As your total daily calories go up so can the absolute numbers (grams) of carbs, fats, and proteins. There are some more specific recommendations for these absolute numbers depending on your type of physical activity.
Dietary protein is very important for those who are exercise training. It is a building block for contractile and metabolic proteins. In addition, it plays a role in stimulating muscle protein synthesis and preventing muscle degradation. For those participating in strength training, protein intake is recommended to be between 1.3-2.0g/kg of protein. Higher levels (over 2g/kg/day) have been shown to be advantageous to prevent loss of lean mass during energy restriction and inactivity due to injury.
However, it’s also important that energy needs are met (generally through carbohydrate intake) to prevent muscle protein breakdown. Particularly, those doing endurance training need to ensure they have adequate carbohydrate availability to perform. Remember, your body is highly dependent on carbohydrate for fuel during endurance sport and you cannot store a large amount in the muscle (as compared to fat). Carbohydrate needs increase with more intense and longer duration activity to prevent you from ‘hitting the wall’ which is essentially when carbohydrate stores are diminished.
Below is a summary of the recommended levels of carbohydrates for athletes based on recommendations by the American College of Sports Medicine.
Summary of carbohydrate needs for athletes
Light (Low intensity or skill-based activities) = 3–5 g/kg of athlete’s body weight/day
Moderate (Moderate exercise program (eg, ~1 hour per day)) = 5–7 g/kg/day
High (Endurance program (eg, 1–3 h/d mod-high-intensity exercise)) = 6–10 g/kg/day
Very High (Extreme commitment (eg, 4–5 hour/day mod-high intensity exercise)) = 8–12 g/kg/day
While these guidelines are based around ‘athletes’, here’s how I would apply them to ‘Joe’, a 30 year old male, 80 kg, 180 cm, moderate exercise program (1 hr per day, 5 days/week including resistance training).

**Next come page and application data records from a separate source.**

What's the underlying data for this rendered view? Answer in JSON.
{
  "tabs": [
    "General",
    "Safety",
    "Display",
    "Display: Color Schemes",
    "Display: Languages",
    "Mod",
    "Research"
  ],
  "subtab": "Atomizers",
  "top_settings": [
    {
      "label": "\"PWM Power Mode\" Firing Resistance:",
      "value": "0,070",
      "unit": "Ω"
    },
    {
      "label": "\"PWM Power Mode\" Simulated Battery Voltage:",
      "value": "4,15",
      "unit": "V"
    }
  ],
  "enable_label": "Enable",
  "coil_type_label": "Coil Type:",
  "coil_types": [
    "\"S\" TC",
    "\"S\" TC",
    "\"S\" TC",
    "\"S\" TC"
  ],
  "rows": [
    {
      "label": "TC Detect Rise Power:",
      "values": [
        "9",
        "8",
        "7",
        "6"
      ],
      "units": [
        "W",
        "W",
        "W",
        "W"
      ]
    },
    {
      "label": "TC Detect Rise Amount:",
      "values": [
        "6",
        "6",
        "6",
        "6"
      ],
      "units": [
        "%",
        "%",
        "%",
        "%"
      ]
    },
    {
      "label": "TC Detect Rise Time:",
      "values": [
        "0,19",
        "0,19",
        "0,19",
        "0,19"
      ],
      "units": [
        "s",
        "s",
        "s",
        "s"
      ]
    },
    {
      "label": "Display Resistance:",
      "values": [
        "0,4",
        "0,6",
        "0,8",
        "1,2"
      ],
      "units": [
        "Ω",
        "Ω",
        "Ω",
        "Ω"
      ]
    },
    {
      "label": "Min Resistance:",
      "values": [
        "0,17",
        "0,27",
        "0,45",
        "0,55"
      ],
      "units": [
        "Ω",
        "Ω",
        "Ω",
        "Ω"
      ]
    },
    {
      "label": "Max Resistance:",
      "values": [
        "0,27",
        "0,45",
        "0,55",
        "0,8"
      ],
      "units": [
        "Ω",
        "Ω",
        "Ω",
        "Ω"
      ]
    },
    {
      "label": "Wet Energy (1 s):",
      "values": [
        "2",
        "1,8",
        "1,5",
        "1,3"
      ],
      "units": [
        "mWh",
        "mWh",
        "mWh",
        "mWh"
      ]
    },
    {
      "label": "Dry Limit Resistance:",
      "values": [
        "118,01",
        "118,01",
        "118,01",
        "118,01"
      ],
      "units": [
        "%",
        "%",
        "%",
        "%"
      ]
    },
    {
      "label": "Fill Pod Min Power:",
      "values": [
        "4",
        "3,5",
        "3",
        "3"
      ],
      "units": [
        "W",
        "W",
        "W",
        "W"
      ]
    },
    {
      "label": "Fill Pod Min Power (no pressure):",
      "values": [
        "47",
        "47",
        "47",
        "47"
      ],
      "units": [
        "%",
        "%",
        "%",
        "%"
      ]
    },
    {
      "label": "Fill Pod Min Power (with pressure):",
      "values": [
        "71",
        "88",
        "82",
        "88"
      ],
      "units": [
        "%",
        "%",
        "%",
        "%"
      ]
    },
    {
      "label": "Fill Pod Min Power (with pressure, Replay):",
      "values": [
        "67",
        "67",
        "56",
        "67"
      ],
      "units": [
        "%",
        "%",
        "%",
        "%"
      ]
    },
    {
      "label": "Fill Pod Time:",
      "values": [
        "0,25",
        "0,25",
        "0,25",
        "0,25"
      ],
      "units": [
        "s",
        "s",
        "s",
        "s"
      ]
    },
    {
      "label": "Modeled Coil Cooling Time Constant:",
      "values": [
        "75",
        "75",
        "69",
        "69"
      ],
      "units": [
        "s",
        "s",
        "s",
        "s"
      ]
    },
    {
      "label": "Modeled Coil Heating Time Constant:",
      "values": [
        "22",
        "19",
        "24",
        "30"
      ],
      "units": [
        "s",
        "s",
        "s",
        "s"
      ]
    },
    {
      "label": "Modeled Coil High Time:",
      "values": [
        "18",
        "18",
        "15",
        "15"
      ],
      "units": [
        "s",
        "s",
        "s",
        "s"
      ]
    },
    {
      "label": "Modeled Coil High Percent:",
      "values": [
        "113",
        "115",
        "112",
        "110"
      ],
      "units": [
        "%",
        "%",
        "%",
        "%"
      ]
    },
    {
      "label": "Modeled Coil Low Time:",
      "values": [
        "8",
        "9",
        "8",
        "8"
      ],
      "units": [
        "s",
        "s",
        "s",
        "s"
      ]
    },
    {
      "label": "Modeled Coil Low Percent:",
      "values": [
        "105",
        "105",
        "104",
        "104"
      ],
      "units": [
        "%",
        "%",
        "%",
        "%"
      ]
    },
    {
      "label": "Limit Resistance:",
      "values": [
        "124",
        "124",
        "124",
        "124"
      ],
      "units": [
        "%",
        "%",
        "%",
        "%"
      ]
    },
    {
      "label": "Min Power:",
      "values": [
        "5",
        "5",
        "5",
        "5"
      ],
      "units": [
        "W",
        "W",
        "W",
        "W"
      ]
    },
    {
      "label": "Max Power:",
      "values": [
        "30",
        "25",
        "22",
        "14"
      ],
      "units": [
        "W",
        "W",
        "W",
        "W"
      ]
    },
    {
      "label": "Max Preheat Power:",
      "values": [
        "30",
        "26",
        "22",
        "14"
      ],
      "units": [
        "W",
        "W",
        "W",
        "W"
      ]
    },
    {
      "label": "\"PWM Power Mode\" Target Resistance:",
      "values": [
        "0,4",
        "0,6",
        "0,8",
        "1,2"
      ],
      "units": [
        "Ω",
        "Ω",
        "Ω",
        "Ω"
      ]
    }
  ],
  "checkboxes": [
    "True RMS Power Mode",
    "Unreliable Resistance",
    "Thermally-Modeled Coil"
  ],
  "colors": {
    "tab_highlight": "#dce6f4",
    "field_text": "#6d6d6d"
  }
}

The large caloric needs due to high levels of physical activity allow ‘Joe’ to eat the required amount of carbs and protein to support his activity and still fall within the recommended ranges for macro nutrients. His intake needs to be fluid and change according to his daily needs and how he responds to the meals. As he is not doing solely cardiovascular training (i.e. it’s mixed with resistance training) I selected a carbohydrate intake on the lower end of the range and a protein intake on the higher end.
So, what does he eat? Its right back to what I am always saying. Lots of colourful fruits, vegetables and whole grains, a variety of protein (nuts, seeds, fish, lean meat, eggs), healthy fats (avocado, olive oil, salmon), and low fat dairy to support strong bones. Eat a small mixed meal (protein, carbs and fats) a few hours before exercise and be sure the replenish following a session.
Following the guidelines above, you should have sufficient micronutrients to support your needs. Note: as the B vitamins (Vit B6, Thiamin, and riboflavin) are used in energy metabolism, you may need 1-2 times the RDA, however this should be covered in a higher calorie, nutrient dense diet described above.
We have covered a lot of information, and in actuality, we barely skimmed the surface of nutrition and exercise. Please use this as a guide but DO send in questions around your specific needs. It all seems so complicated and I often get asked: Do I need to be calculating my ‘macros’ and analysing everything I put into your mouth? Most likely no. Just follow the guidelines above, space out your meals, and be aware of works for YOU in terms of your exercise performance.
Written by Dr. Tara Coletta, PhD
Tara's research focused on obesity and metabolism. She studied exercise science (MS, UMass Amherst) before earning a PhD in nutritional biochemistry (Tufts University). Wellness remains an integral part of Tara’s life as she works to balance being a mother of three.